The LG C3 OLED TV has finally been announced, and while it doesn’t include many new features, LG says it’s improving on last year’s excellent LG C2 OLED by adding a new Alpha a9 Gen 6 processor and an upgraded WebOS 23 smart platform. Based on our limited hands-on time with the screen, these enhancements help make the TV appear brighter than previous years, even though there has been no significant improvement to the underlying OLED panel itself.
Aside from the processor, WebOS 23 will include a few new features, such as a new custom picture mode that you will programme yourself. Will these small alterations be enough to propel the LG C3 OLED to the top of our best TVs list for the second year in a row? We’ll have to wait until the LG C3 OLED TV is released later this year to find out.
Price and Release Date
The LG C3 OLED’s release date and price remain unknown, but based on previous LG C-Series OLEDs, we can expect it to be available in the spring (April or May) for approximately the same price as the C2 OLED was when it launched in 2022. We don’t have specifics on screen sizes, but we can confirm 55- and 65-inch models. There will almost certainly be 77-inch, 83-inch, and 48-inch models available at launch as well, but those were not available for preview at the LG event.
The LG C3 OLED is still a mid-range model in LG’s lineup, so it doesn’t look as cheap as the LG B2 or as svelte as the LG G2. It is, however, extremely thin, with only a small segment in the middle of the TV jutting out in the back.
For those who are curious, the space in the back is for the inputs and outputs. The LG C3 will also have four full-spec HDMI 2.1 ports with ALLM, one of which will be eARC-compliant, as it did last year. The bad news is that LG will only include an ATSC 3.0 tuner in the LG G3 OLED TV and the LG Z3 OLED. LG is selling a separate sound bar designed to fit flush against the wall to supplement the TV’s on-board sound. The soundbar is a 3.1.3-channel solution that helps clear dialogue through an upfiring centre channel, an issue that you may encounter if you only use the TV’s onboard 2.2-channel 40-watt speakers.
It’s difficult to predict how well a TV will perform based on a few minutes in a press room, but we can say with absolute certainty that the LG C3 OLED looks no worse than last year’s LG C2 OLED. In fact, it appears a little brighter. The new lighting algorithm used by the Alpha a9 Gen 6 is responsible for the C3’s perceived increase in brightness. It allows the TV to distinguish between the foreground and background of an image and strategically boost brightness in areas where your eyes focus first.
That doesn’t mean that every scene will benefit, and the panel’s peak brightness remains limited but there is a ‘perceived brightness boost’ that you might notice if you compare the LG C2 OLED and LG C3 OLED TV side by side. On the audio front, LG touts its AI Sound Pro technology, which enables virtual 9.1.2 surround sound out of the box. We weren’t amazed by the virtual upscaling when we heard it compared to the soundbar. To be sure, there’s only so much a 2.2 40-watt system can do, so that’s no knock on the C3.

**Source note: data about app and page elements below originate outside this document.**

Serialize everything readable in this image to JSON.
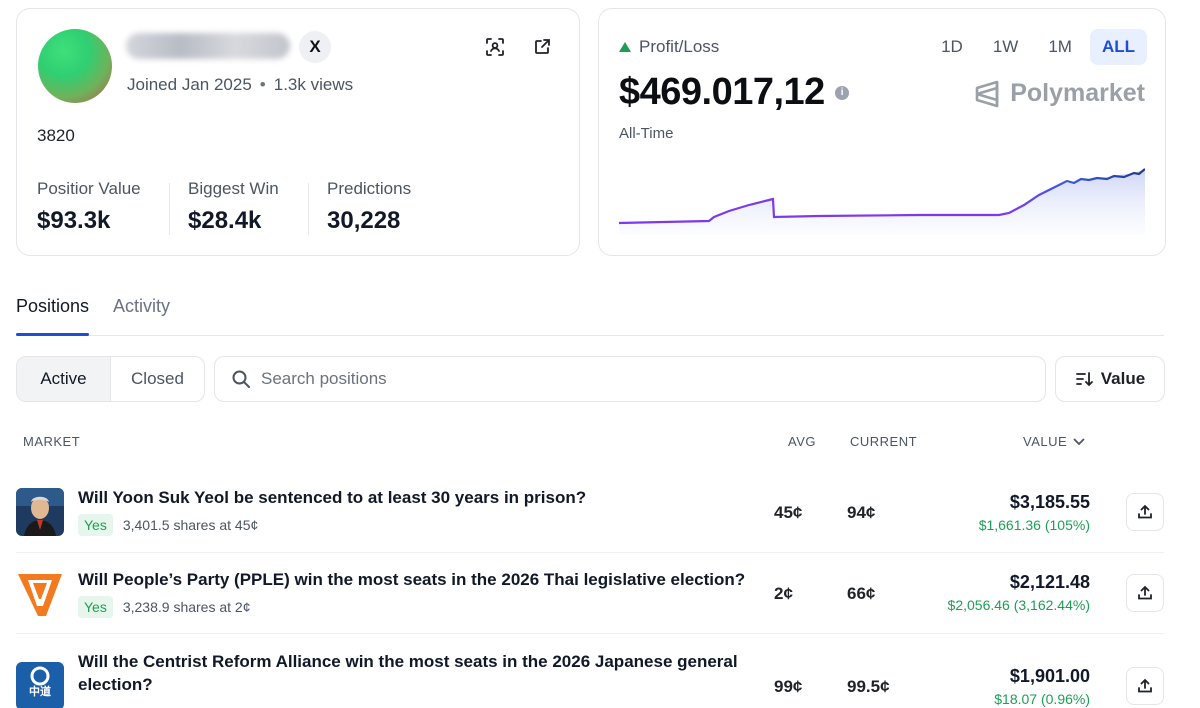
{
  "profile": {
    "joined": "Joined Jan 2025",
    "views": "1.3k views",
    "user_id": "3820",
    "stats": [
      {
        "label": "Positior Value",
        "value": "$93.3k"
      },
      {
        "label": "Biggest Win",
        "value": "$28.4k"
      },
      {
        "label": "Predictions",
        "value": "30,228"
      }
    ],
    "x_label": "X"
  },
  "pnl": {
    "label": "Profit/Loss",
    "value": "$469.017,12",
    "period": "All-Time",
    "ranges": [
      "1D",
      "1W",
      "1M",
      "ALL"
    ],
    "active_range": "ALL",
    "brand": "Polymarket",
    "accent_color": "#1d4ed8",
    "up_color": "#1f9d55"
  },
  "tabs": [
    "Positions",
    "Activity"
  ],
  "filters": {
    "active": "Active",
    "closed": "Closed"
  },
  "search": {
    "placeholder": "Search positions"
  },
  "sort": {
    "label": "Value"
  },
  "table": {
    "headers": {
      "market": "MARKET",
      "avg": "AVG",
      "current": "CURRENT",
      "value": "VALUE"
    },
    "rows": [
      {
        "title": "Will Yoon Suk Yeol be sentenced to at least 30 years in prison?",
        "outcome": "Yes",
        "shares": "3,401.5 shares at 45¢",
        "avg": "45¢",
        "current": "94¢",
        "value": "$3,185.55",
        "pnl": "$1,661.36 (105%)"
      },
      {
        "title": "Will People’s Party (PPLE) win the most seats in the 2026 Thai legislative election?",
        "outcome": "Yes",
        "shares": "3,238.9 shares at 2¢",
        "avg": "2¢",
        "current": "66¢",
        "value": "$2,121.48",
        "pnl": "$2,056.46 (3,162.44%)"
      },
      {
        "title_line1": "Will the Centrist Reform Alliance win the most seats in the 2026 Japanese general",
        "title_line2": "election?",
        "avg": "99¢",
        "current": "99.5¢",
        "value": "$1,901.00",
        "pnl": "$18.07 (0.96%)",
        "thumb_text": "中道"
      }
    ]
  }
}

Smart TV Features
Only the 2023 LG TVs will receive WebOS 23 when they are released later this year. That’s probably not a big deal given how minor the changes are, but there are a few noteworthy features worth mentioning.

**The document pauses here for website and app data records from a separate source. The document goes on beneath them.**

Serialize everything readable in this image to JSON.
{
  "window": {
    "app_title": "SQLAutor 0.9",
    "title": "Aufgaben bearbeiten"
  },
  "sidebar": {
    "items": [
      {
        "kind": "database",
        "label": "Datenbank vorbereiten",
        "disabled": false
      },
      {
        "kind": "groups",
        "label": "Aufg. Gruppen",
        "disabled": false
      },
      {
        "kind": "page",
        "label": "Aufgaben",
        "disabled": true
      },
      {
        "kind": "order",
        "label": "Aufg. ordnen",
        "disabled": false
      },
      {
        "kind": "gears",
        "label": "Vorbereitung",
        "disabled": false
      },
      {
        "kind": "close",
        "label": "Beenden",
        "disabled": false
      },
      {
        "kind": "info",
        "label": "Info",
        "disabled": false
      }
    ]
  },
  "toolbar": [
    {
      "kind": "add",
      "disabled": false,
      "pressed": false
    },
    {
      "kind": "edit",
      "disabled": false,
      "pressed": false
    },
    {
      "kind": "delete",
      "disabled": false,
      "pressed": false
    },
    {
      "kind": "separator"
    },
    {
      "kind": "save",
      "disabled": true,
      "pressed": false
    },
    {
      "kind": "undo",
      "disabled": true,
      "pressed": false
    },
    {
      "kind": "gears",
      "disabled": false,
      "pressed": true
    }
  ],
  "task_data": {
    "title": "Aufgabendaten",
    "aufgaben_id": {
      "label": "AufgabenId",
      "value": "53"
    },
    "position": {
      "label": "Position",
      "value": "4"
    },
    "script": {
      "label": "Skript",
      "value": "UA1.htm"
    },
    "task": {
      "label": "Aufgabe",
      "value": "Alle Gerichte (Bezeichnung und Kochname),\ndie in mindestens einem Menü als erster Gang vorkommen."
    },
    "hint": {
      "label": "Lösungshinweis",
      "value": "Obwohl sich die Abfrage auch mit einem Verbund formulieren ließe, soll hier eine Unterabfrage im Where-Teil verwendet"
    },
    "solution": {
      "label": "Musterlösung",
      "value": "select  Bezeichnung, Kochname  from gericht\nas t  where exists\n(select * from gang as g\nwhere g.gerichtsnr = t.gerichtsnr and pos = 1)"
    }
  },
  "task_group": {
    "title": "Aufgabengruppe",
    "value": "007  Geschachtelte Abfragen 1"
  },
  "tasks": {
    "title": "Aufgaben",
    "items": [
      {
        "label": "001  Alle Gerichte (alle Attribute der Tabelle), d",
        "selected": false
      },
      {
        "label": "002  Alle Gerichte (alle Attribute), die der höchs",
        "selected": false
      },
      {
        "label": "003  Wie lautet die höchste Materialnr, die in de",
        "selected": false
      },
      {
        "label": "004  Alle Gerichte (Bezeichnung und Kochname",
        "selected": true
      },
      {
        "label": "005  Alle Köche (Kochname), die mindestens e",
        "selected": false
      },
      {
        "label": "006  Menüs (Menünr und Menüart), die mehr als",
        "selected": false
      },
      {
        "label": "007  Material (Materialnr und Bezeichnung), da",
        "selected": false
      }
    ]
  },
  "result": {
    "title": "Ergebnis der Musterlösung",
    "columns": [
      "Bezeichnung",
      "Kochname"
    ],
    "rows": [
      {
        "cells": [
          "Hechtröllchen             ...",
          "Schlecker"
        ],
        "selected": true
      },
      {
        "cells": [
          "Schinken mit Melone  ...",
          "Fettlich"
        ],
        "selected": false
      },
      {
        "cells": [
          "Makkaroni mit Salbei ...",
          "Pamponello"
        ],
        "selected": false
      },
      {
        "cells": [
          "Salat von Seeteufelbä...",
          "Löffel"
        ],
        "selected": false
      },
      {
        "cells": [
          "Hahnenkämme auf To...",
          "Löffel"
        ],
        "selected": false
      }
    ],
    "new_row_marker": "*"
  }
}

The new custom picture mode is the first and most intriguing of these features. When enabled, the C3 OLED will show you a series of images and ask which ones you prefer. Based on your responses, the TV can adjust the brightness, darkness, refinement, saturation, and contrast of all videos you watch. Essentially, it allows you to find a picture that is comfortable to watch if you find the Vivid mode too bright, but still want some brightness and saturation boost. Other new WebOS features include a redesigned user interface that places recommended content in the centre row and improved user profiles.

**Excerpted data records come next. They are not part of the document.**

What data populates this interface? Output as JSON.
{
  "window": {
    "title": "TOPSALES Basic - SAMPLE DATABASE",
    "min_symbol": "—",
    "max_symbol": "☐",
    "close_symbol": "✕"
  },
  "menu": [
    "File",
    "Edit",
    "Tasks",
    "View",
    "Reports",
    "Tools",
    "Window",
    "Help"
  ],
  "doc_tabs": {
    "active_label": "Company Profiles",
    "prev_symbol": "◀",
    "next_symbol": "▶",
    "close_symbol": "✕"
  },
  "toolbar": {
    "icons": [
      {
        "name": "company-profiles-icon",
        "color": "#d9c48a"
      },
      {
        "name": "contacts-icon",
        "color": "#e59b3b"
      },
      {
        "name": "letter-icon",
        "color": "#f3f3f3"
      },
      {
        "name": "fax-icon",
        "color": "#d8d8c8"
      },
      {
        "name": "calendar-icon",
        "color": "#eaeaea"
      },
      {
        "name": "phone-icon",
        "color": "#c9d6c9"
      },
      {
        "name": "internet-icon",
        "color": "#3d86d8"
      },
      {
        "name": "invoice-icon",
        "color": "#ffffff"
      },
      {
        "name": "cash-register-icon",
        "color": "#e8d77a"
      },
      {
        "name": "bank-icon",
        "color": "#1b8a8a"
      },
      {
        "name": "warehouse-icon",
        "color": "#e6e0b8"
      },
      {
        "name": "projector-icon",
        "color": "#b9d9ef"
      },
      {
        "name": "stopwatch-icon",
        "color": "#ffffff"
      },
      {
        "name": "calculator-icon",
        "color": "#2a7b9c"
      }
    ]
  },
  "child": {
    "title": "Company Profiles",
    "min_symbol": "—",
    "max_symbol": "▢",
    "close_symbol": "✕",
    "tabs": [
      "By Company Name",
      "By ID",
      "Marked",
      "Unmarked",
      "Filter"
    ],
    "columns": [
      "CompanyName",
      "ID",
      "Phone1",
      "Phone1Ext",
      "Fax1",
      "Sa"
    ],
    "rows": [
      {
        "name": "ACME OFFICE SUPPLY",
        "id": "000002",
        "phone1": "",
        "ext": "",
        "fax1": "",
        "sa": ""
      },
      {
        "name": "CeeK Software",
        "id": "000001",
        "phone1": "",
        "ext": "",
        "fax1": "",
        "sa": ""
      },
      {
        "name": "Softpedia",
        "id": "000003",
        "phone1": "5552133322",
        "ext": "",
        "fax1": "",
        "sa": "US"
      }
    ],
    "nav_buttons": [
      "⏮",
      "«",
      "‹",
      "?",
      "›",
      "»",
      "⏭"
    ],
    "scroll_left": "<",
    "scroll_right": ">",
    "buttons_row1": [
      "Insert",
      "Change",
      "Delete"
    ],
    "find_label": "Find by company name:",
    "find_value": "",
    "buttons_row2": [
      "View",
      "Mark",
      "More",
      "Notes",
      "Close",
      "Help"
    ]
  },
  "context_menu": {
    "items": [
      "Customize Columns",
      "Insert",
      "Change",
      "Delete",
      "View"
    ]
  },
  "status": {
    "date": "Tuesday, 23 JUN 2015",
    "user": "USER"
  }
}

Personally, I’m not sure if the LG C3 OLED TV offers enough new features to justify upgrading from an LG C1 or LG C2 OLED. Those TVs remain strong contenders for the best TVs of the year, and their prices will only fall once the C3 hits the market.
Having said that, new OLED TV buyers will find plenty to like here. The brightness boost from LG’s OLED Evo technology on the C2 carries over to the C3, and upscaling looks excellent. The custom picture setting should make calibrating your new TV a little easier, especially for people who don’t like to spend a lot of time digging through settings, though the new WebOS doesn’t offer much else. Finally, how we feel about the C3 OLED will be heavily influenced by what other TVs are available when it launches, as well as the TV’s MSRP.
It’s obviously difficult to judge two new OLED TV lines based solely on a brief demonstration in a hotel suite, but I’d be surprised if the C3 and G3 didn’t turn out to be star performers for LG in 2023. On paper, there is a significant picture difference between the two, and if this holds true during our extensive testing, prospective buyers may face a difficult decision.
The price difference between the C3 and G3 and whether, if the G3 does indeed outperform its predecessor in terms of performance, it’s a no-brainer to spend the extra money on the step-up model are where things could get really interesting. One thing is certain: getting both TVs into our labs for full, comparative testing will be fantastic.